Familiar with Utah partisan politics, Seelig thought it best to introduce the new pound seizure bill towards the end of the voting calendar, hoping that it could be pushed through the short two-month Utah legislature session. Seelig was also calculating in crafting the bill’s language, giving it a broader appeal. “This bill is about local government control and personal-property protection,” she said. “It reflects current practice and facilitates communication between the university and local governments.” In March 2010, Rep. Seelig’s bill removing a provision that mandated state pounds to relinquish dogs and cats to research institutions was signed into law. Soon thereafter, the University of Utah announced it was no longer acquiring dogs and cats from shelters, effectively ending pound seizure in the state. MINNESOTA Until this year, pound seizure had been required in Minnesota for over 60 years. However, what is surprising, says attorney
PHOTO BY ISTOCKPHOTO
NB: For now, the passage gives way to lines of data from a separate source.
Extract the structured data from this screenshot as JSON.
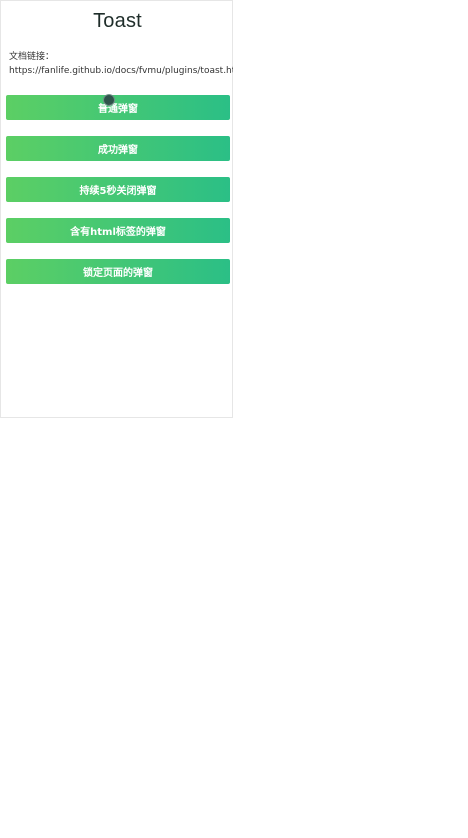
{
  "page": {
    "title": "Toast",
    "doc_label": "文档链接：",
    "doc_link": "https://fanlife.github.io/docs/fvmu/plugins/toast.html"
  },
  "buttons": [
    {
      "label": "普通弹窗"
    },
    {
      "label": "成功弹窗"
    },
    {
      "label": "持续5秒关闭弹窗"
    },
    {
      "label": "含有html标签的弹窗"
    },
    {
      "label": "锁定页面的弹窗"
    }
  ],
  "colors": {
    "button_gradient_start": "#5ccf64",
    "button_gradient_end": "#2bbf86",
    "button_text": "#ffffff",
    "title_text": "#1f2d2a"
  },
  "icons": {
    "pointer": "touch-pointer-icon"
  }
}
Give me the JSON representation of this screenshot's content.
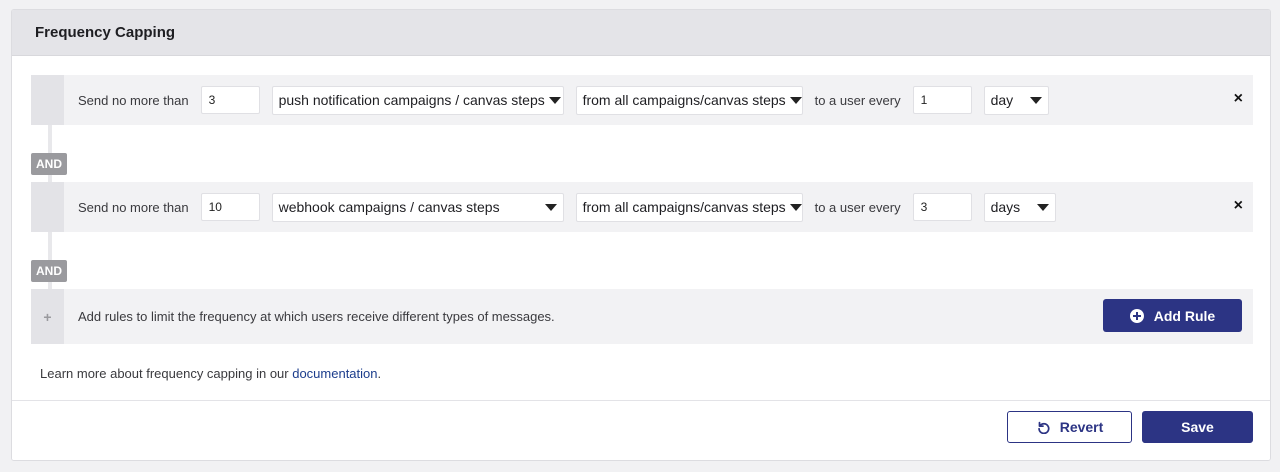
{
  "panel": {
    "title": "Frequency Capping"
  },
  "rules": [
    {
      "prefix": "Send no more than",
      "count": "3",
      "message_type": "push notification campaigns / canvas steps",
      "source": "from all campaigns/canvas steps",
      "interval_label": "to a user every",
      "interval": "1",
      "unit": "day",
      "remove": "×"
    },
    {
      "prefix": "Send no more than",
      "count": "10",
      "message_type": "webhook campaigns / canvas steps",
      "source": "from all campaigns/canvas steps",
      "interval_label": "to a user every",
      "interval": "3",
      "unit": "days",
      "remove": "×"
    }
  ],
  "and_label": "AND",
  "add_row": {
    "handle_icon": "+",
    "description": "Add rules to limit the frequency at which users receive different types of messages.",
    "button_label": "Add Rule"
  },
  "learn_more": {
    "text": "Learn more about frequency capping in our ",
    "link": "documentation",
    "suffix": "."
  },
  "footer": {
    "revert_label": "Revert",
    "save_label": "Save"
  },
  "colors": {
    "primary": "#2c3484",
    "header_bg": "#e4e4e8",
    "row_bg": "#f2f2f4",
    "and_badge": "#9a9a9e",
    "link": "#1c3d8c"
  }
}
n the surface, pound seizure may seem like a cut and dry issue: dogs and cats are taken from shelters, sold for use in research and education, and it must be stopped. But this issue that outwardly seems so simple and tragic, can be quite complex and malicious. However, there are dedicated animal advocates across the U.S. determined to rid their state or local municipality of pound seizure. The most recent activity in regards to banning pound seizure has been in Utah, Minnesota, and Michigan. Here we recount the story behind each victory, and introduce you to those who played prime roles in these efforts.